TESTHELP.PAS (Listing 3) is just a program shell that illustrates how the help system is accessed from a program. The Contents topic of the help file can be displayed by pressing the F1 key.

The bulk of the code that makes up TESTHELP.PAS is concerned with properly maintaining and handling the help cursor. When the user presses Shift+F1, the Help flag in the THelpWin object is set to True, and a question mark is added to the cursor. When the left mouse button is pressed, WinHelp is invoked to display information about the particular topic that was clicked on. The THelpWin.WMKeyDown method handles the F1 and Shift+F1 keys, and the WMLButtonDown, WMCommand, and WMNCLButtonDown methods take care of calling WinHelp if the mouse is clicked on an item when the THelpWin.Help flag is set to True. The rest of the code is fairly standard OWL stuff that's required by any program.

In order to build the help file and the test program, you must first start Borland's Resource Workshop and compile the TESTHELP.RC (Listing 4) resource script. The Microsoft Resource Compiler (RC.EXE) will not be able to compile this script. Save the compiled resource file as TESTHELP.RES. Then, compile the help file by executing this command at the DOS command prompt (or by entering the command at the Program Manager File|Run prompt):

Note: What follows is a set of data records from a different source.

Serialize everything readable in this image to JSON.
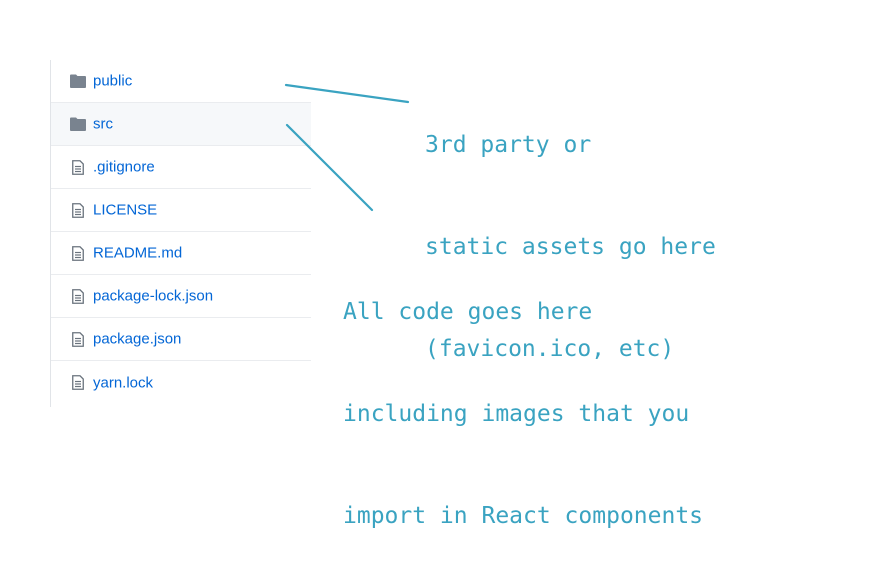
{
  "files": [
    {
      "name": "public",
      "icon": "folder-icon",
      "type": "dir"
    },
    {
      "name": "src",
      "icon": "folder-icon",
      "type": "dir"
    },
    {
      "name": ".gitignore",
      "icon": "file-text-icon",
      "type": "file"
    },
    {
      "name": "LICENSE",
      "icon": "file-text-icon",
      "type": "file"
    },
    {
      "name": "README.md",
      "icon": "file-text-icon",
      "type": "file"
    },
    {
      "name": "package-lock.json",
      "icon": "file-text-icon",
      "type": "file"
    },
    {
      "name": "package.json",
      "icon": "file-text-icon",
      "type": "file"
    },
    {
      "name": "yarn.lock",
      "icon": "file-text-icon",
      "type": "file"
    }
  ],
  "annotations": {
    "public_note": [
      "3rd party or",
      "static assets go here",
      "(favicon.ico, etc)"
    ],
    "src_note": [
      "All code goes here",
      "including images that you",
      "import in React components"
    ]
  },
  "colors": {
    "link": "#0366d6",
    "annotation": "#3aa3c1",
    "folder_icon": "#79838f",
    "file_icon": "#6a737d",
    "row_hover": "#f6f8fa",
    "border": "#eaecef"
  }
}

hc testhelp

Finally, compile the TESTHELP.PAS program by executing this command:

bpc testhelp

Advanced Topics

There is much more to RTF files and Windows Help than I can present in this article. We covered only the very basic RTF formatting commands, completely ignored the use of bitmaps and help macros, and skipped more than half of the WinHelp API.

What I have presented, though, will enable you to add basic help capabilities to your Windows applications, and should point you in the right direction if you wish to add even more featuresto your help files.

In addition to the Help Compiler documentation that came with your development system, I recommend the following materials for further study:

Microsoft Corporation [1992]. Microsoft Windows 3.1 Programming Tools, Microsoft Press, Redmond, WA.

Microsoft Corporation [1992]. Microsoft Windows 3.1 Programmer's Reference: Volume 4 Resources, Microsoft Press, Redmond, WA.